Her next story is more poignant. Within 72 hours of Katrina lashing the Lower Ninth Ward in demolition furies, Leah and a few of her crew gathered at the restaurant. Within a week, Leah and some of her crew were making food for those residents of Lower Ninth Ward that had stayed behind. By the end of the first week, people were gathering at Leah’s restaurant, pinning notes to the beams, searching for those they knew; striving to come together in community again. Leah’s restaurant became the gathering place in Lower Ninth Ward to find your neighbors. Her restaurant was the focal point of rebuilding in tragedy; so much more effective than safety agencies, churches or other entities.

My thesis is this. Restaurateurs and Chefs have more legitimate right to be called “community builders” than ministers, politicians or nonprofits do. In this industry, our establishments are places where people gather; coming together across theological and political fences to celebrate each other’s joys and achievements, mourn each other’s losses and provide comfort and companionship, laugh with friends and family, assist and counsel peers. Our restaurants, from the coffee shop to the neighborhood bar to the casual fast-food to the best dining spots in the world, embody this age-less tenet of our business. We are humanity’s sacred gathering spot.

Since the age of hunters and gatherers, humanity has gathered around the fire. We are the only specie that has gathered around fire and used it to prepare food. Each time humans have done this, we have reinforced the basic building block of community – sharing with each other; sharing sustenance, not only in meal, but also in gathering together.

Today, in this society, it still occurs.
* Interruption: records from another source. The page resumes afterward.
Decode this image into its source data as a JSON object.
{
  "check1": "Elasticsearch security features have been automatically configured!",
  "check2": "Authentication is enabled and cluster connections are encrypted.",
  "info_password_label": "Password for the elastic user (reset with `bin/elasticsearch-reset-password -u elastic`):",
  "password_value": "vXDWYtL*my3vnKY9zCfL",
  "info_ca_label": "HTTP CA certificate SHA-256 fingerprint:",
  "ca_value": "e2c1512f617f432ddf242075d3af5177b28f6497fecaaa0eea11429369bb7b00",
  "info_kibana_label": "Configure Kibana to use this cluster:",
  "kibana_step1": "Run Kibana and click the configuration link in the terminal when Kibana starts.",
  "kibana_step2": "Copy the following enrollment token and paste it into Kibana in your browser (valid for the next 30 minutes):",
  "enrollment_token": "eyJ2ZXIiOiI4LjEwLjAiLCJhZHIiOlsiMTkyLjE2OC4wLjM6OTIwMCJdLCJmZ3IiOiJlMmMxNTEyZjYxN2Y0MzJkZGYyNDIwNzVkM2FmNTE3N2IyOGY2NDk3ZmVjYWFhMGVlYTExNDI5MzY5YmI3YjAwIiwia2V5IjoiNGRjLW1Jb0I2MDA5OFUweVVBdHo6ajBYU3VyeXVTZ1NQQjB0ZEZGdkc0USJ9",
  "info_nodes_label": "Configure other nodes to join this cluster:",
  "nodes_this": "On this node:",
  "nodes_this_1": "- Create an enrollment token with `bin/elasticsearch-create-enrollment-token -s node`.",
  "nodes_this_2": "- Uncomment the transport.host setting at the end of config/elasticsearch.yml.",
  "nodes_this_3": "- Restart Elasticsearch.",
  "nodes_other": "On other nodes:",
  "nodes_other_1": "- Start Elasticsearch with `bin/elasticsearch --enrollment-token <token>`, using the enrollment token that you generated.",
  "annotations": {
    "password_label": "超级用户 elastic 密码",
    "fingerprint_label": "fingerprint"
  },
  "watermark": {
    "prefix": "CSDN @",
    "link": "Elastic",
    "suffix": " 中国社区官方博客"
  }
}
It happens every day in our one million plus restaurant locations in the USA. Our specie still gathers and communes with each other in joy and compassion. While often the fire is tucked away in the back of the house – it remains the gathering place. I think as hosts, we often forget this, in the daily struggle with staffing, equipment, suppliers, et al.

How much more village can restaurateurs and chefs build by keeping their right as community builders closer to the chest? How much deeper connections can we assist in forging by recognizing each table as a unique and singular moment of opportunity to strengthen the bonds of community and humanity? And to be frank, wouldn’t a restaurant that pays attention to this enjoy the benefits of greater sustainability?

Three years after standing with Billy Shore, Mary Sue Milliken, Floyd Cardoz, Ron Ruggles and others on that Share Our Strength expedition to Katrina-devastated New Orleans, Leah re-opened her restaurant. I’m humbled that I was able to meet her. I hope my daughters have 1/100th of her spirit and determination in their lives and that they too – are community builders, no matter what their profession.

As always, I welcome your feedback, critique and observations.

Jeffrey J Kingman, CEO ~ Chalkboarder

@JeffreyJKingman



August 21, 2010

Gnomedex – Futurism and Humanity at it's best.

I’m at Gnomedex in Seattle, listening to leaders in geek, tech, futurism and social web give presentations on their various topics. My main intent being here is to determine what the future of social web connectivity and village building will look like over the next two years.

I originally came here for this purpose to gather this information and be of better service to clients. What’s really happening is my own building of village.. of community, internationally.

So many of the presentations here have focused on the use of tech to better humanity. What an awesome focus..

You can follow all the tweets from #gnomedex. There is also live-streaming, but we only have an afternoon left.